As winter quickly approaches, deciding which perennials to prune can be tricky. Even as an avid gardener, you may not be sure when you should prune your plants. Fall, winter, spring, summer, or not at all? As it turns out, it could be all of the above!
Many perennials require little maintenance in the fall, but others benefit from light or heavy pruning. Knowing which plants need pre-winter pruning is essential so you can help your garden thrive in the spring.
Here are six tips for pre-winter perennial pruning.
1. Avoid Pruning These Perennials
The optimal time for pruning will vary depending on the type of perennial plants in your garden. Many plants prefer minimal pruning, especially in the fall, and are best left over winter. Know which plants you have to save yourself some time, and ensure you provide the best possible care for your perennials.
Prune spring flowering shrubs or those that flower on old wood, such as lilacs and oakleaf hydrangeas, after they finish flowering (usually late spring or summer). Prune evergreen shrubs, evergreens, summer flowering shrubs, and shade trees in late winter or early spring. If you are unsure, check your particular variety before pruning.
2. Prune Herbaceous Perennials
Herbaceous perennials — plants that die back to the root system but come back every year — are more susceptible to disease and infestations. That’s because when the tops of the plants die, they are a perfect breeding ground for insects and disease. Common problematic herbaceous perennials include hostas, phlox, and bee balm.
Chrysanthemums, however, despite falling into this category, may be best left over winter without pruning. As a general rule of thumb, if you notice one of these perennials infested with insects or diseased, it’s best to cut it back to the ground in late fall.
3. Prune After Several Hard Frosts
If you decide to cut back your herbaceous perennials, wait until after several heavy frosts. Many perennials can withstand a frost and continue to give the garden a pop of color through the cooler fall months. Enjoy the stunning fall garden while you can.
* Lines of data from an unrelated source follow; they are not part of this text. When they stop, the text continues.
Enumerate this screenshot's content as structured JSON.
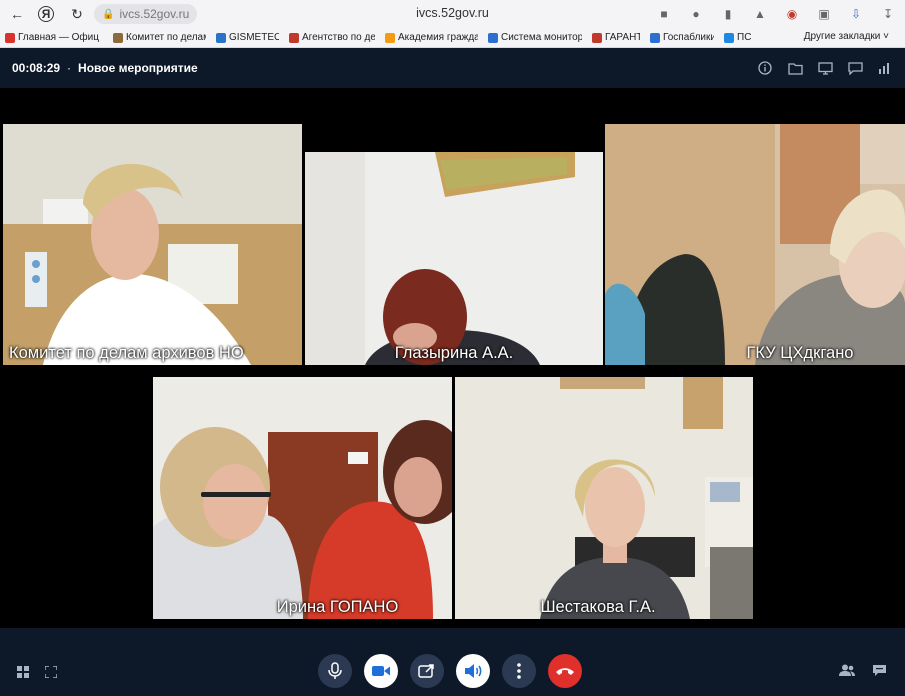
{
  "browser": {
    "url_pill": "ivcs.52gov.ru",
    "center_title": "ivcs.52gov.ru"
  },
  "bookmarks": {
    "items": [
      {
        "label": "Главная — Офиц",
        "color": "#d9342b"
      },
      {
        "label": "Комитет по делам",
        "color": "#8b6b3a"
      },
      {
        "label": "GISMETEO",
        "color": "#2a73c9"
      },
      {
        "label": "Агентство по дела",
        "color": "#c0392b"
      },
      {
        "label": "Академия гражда",
        "color": "#f39c12"
      },
      {
        "label": "Система монитор",
        "color": "#2c6fd1"
      },
      {
        "label": "ГАРАНТ",
        "color": "#c0392b"
      },
      {
        "label": "Госпаблики",
        "color": "#2c6fd1"
      },
      {
        "label": "ПС",
        "color": "#1e88e5"
      }
    ],
    "other": "Другие закладки"
  },
  "meeting": {
    "timer": "00:08:29",
    "separator": "·",
    "title": "Новое мероприятие"
  },
  "participants": [
    {
      "name": "Комитет по делам архивов НО"
    },
    {
      "name": "Глазырина А.А."
    },
    {
      "name": "ГКУ ЦХдкгано"
    },
    {
      "name": "Ирина ГОПАНО"
    },
    {
      "name": "Шестакова Г.А."
    }
  ],
  "colors": {
    "background": "#0d1829",
    "control_dark": "#2b3a52",
    "hangup": "#e0302b"
  }
}
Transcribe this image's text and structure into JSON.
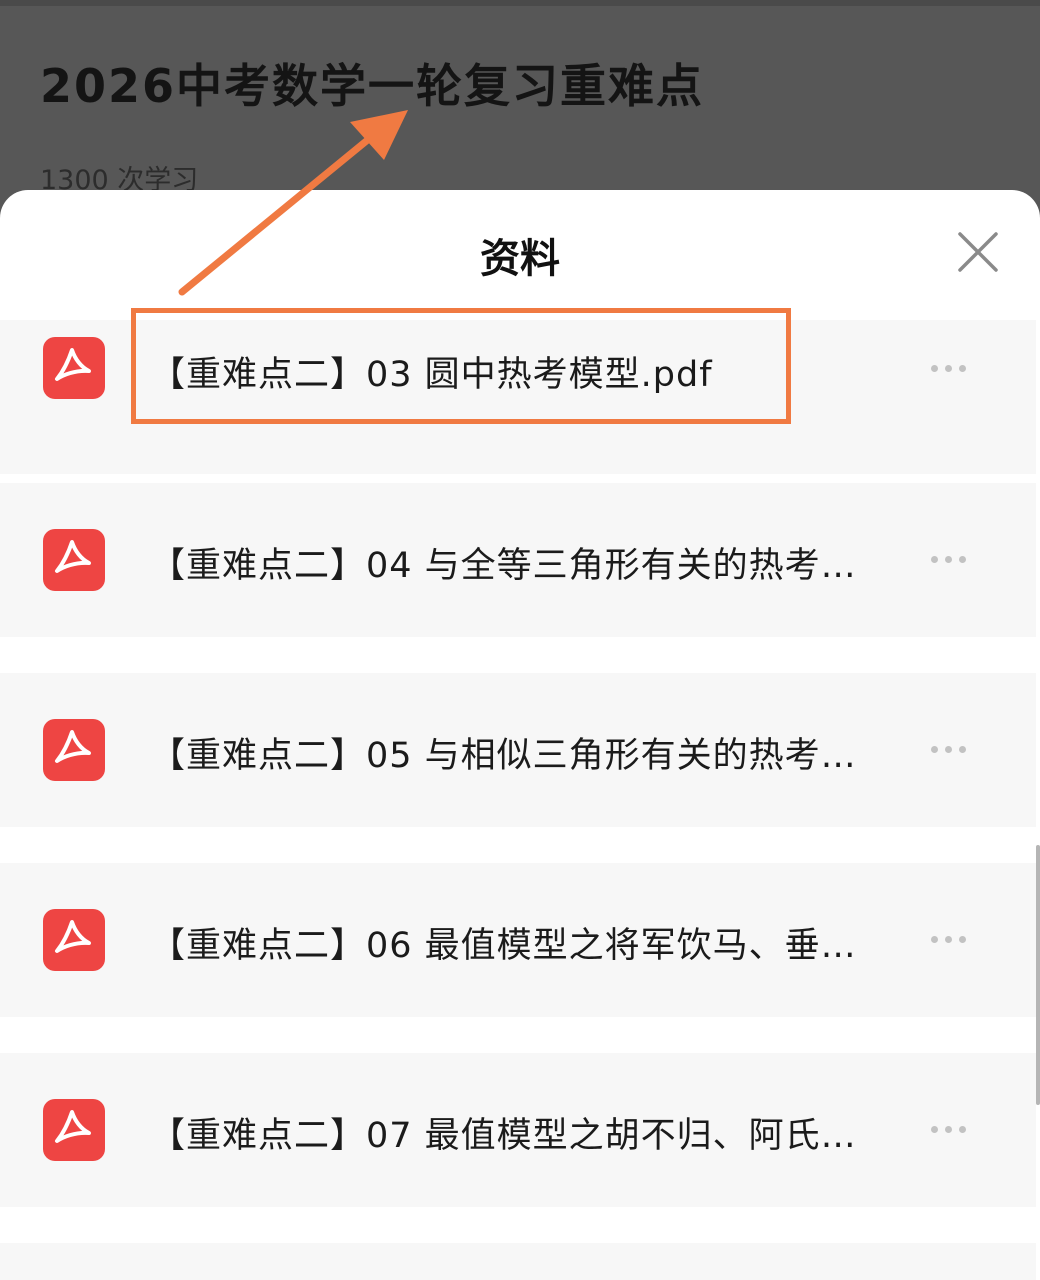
{
  "background": {
    "course_title": "2026中考数学一轮复习重难点",
    "course_meta": "1300 次学习"
  },
  "sheet": {
    "title": "资料",
    "close_icon": "close-icon"
  },
  "files": [
    {
      "name": "【重难点二】03 圆中热考模型.pdf",
      "icon": "pdf-icon"
    },
    {
      "name": "【重难点二】04 与全等三角形有关的热考…",
      "icon": "pdf-icon"
    },
    {
      "name": "【重难点二】05 与相似三角形有关的热考…",
      "icon": "pdf-icon"
    },
    {
      "name": "【重难点二】06 最值模型之将军饮马、垂…",
      "icon": "pdf-icon"
    },
    {
      "name": "【重难点二】07 最值模型之胡不归、阿氏…",
      "icon": "pdf-icon"
    },
    {
      "name": "",
      "icon": ""
    }
  ],
  "colors": {
    "pdf_red": "#ee4543",
    "annotation_orange": "#f07a42",
    "overlay": "#565656",
    "item_bg": "#f7f7f7"
  }
}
A heavy frost occurs when the temperatures drop below 28 degrees Fahrenheit. After a few heavy frosts, the upper portion of the plant will start to die. At this point, you’ll notice your plants are yellowing and turning mushy, signaling that it’s time to prune.
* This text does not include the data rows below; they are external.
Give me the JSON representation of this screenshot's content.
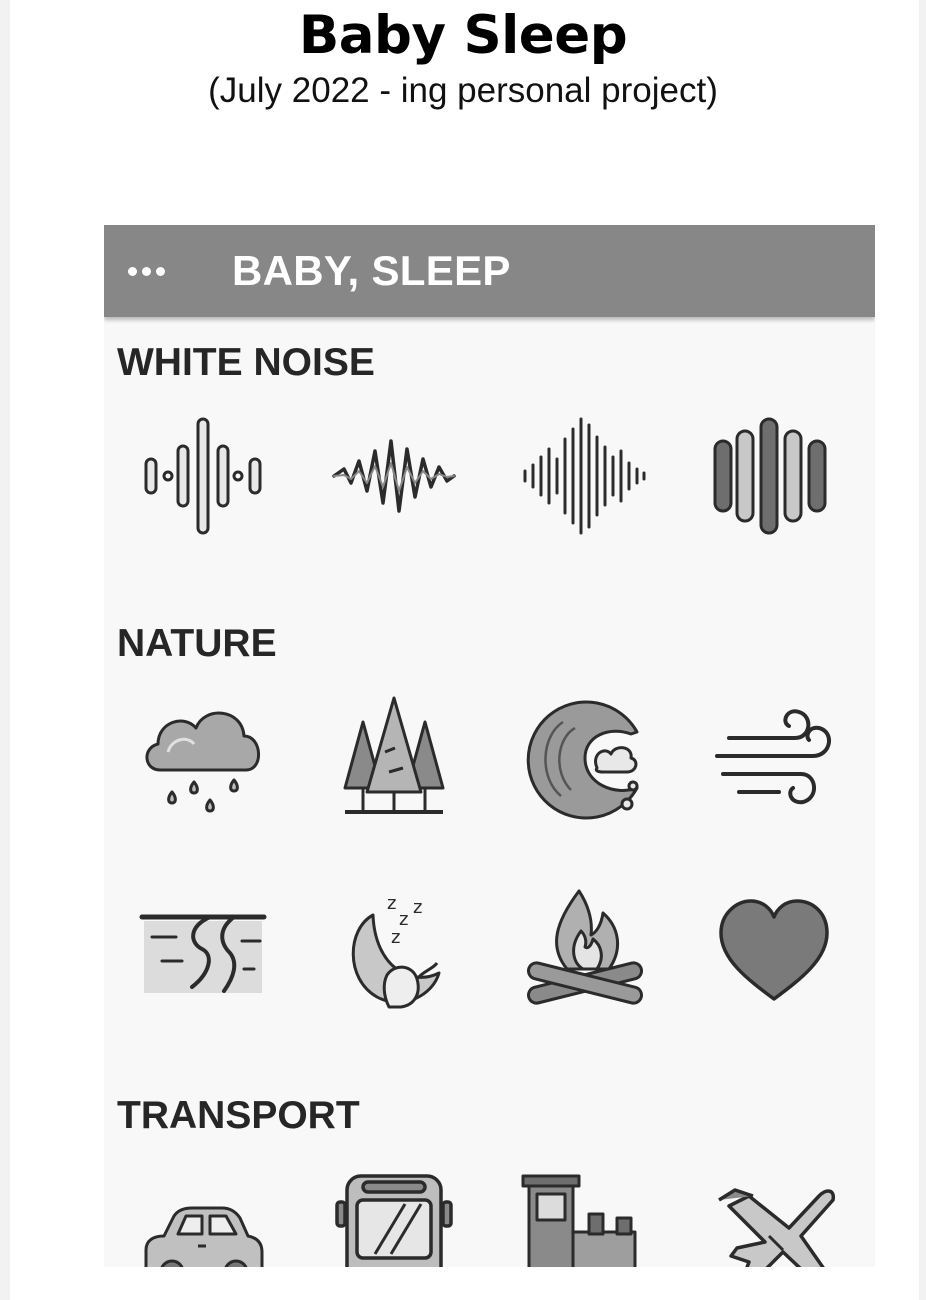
{
  "header": {
    "title": "Baby Sleep",
    "subtitle": "(July 2022 - ing personal project)"
  },
  "app": {
    "title": "BABY, SLEEP",
    "menu_icon": "more-dots-icon",
    "colors": {
      "appbar": "#878787",
      "background": "#f8f8f8",
      "icon_stroke": "#2b2b2b",
      "icon_fill_light": "#c8c8c8",
      "icon_fill_dark": "#6e6e6e"
    },
    "sections": [
      {
        "title": "WHITE NOISE",
        "items": [
          "sound-wave-1-icon",
          "sound-wave-2-icon",
          "sound-wave-3-icon",
          "sound-wave-4-icon"
        ]
      },
      {
        "title": "NATURE",
        "items": [
          "rain-cloud-icon",
          "forest-icon",
          "ocean-wave-icon",
          "wind-icon",
          "river-icon",
          "moon-sleep-icon",
          "campfire-icon",
          "heartbeat-icon"
        ]
      },
      {
        "title": "TRANSPORT",
        "items": [
          "car-icon",
          "bus-icon",
          "train-icon",
          "airplane-icon"
        ]
      }
    ]
  }
}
4. Check the Forecast and Prune Accordingly
Check the forecast and plan your gardening days accordingly. There aren’t many nice days left before winter, so take advantage of them when you can. Even though the rain may be good for the ground, it’s important to prune on a mild, dry day.
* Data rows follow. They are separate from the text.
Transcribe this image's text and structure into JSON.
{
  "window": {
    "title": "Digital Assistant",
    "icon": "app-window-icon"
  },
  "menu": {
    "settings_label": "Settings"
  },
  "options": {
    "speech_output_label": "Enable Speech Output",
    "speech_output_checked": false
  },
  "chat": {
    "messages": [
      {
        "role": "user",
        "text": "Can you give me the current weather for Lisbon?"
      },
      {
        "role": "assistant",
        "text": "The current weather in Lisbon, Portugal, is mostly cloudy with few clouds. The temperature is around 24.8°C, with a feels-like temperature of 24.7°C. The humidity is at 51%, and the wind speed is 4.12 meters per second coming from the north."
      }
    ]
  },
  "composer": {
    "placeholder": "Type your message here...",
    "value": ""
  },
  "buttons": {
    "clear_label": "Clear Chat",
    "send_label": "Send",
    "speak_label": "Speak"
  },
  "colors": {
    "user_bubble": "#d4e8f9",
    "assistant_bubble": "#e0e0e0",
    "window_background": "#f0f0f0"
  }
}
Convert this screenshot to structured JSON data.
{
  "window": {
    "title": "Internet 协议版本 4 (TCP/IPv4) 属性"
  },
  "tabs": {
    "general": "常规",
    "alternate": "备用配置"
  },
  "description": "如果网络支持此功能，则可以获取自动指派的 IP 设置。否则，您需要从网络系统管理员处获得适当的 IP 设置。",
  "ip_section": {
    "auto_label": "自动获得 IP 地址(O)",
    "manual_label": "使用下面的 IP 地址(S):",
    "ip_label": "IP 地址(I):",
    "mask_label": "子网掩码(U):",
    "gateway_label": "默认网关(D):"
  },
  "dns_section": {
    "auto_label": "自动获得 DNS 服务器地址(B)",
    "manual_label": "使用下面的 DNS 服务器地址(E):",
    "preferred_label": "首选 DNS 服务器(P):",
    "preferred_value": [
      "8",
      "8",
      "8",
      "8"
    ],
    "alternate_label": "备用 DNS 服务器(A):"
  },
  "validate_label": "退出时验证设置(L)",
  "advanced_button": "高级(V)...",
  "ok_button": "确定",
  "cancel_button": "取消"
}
Doing so helps prevent the spread of disease, and there’s nothing better than enjoying a warm fall day in the garden.
5. Prune Dead, Diseased, or Broken Branches
Besides cutting back herbaceous perennials, fall is also a great time to maintain your other perennials. Completing some of this gardening in the autumn months can save you time in the cold winter and early spring.
Any time you notice dying, dead, diseased, or broken branches, you should remove them from your plants as soon as possible. They are susceptible to disease and infestation, and diseased branches can spread to neighboring plants. Removing this excess debris can also increase air circulation and help more light reach the plant.
Be sure to burn or dispose of any infected leaves or branches, as adding them to your compost pile may spread disease to other crops.
6. Remove Infested Plants
Leaving perennials over winter is fantastic for wildlife like birds and insects. It can also help insulate the plants from the cold. However, it’s best to remove the affected branches if you have insect, slug, or snail-infested perennials. This helps ensure healthy plants in the spring months.
Cut insect-infested herbaceous perennials back to the base of the plant to discourage further spread, rather than just removing the infested leaves. Do not add these leaves or branches to compost piles.
Prepare to Prune
As the outdoor gardening season winds down, there may be time to prepare for the following year. Herbaceous perennials are most likely to benefit from pre-winter pruning, whereas it’s best to prune many other perennials in late winter, early spring, or summer. If you live in an area with heavy rain in the fall, you might experience more issues with pests and disease, requiring more stringent fall pruning practices.
Are you planning on doing any pre-winter perennial pruning? If you found this article helpful, please share!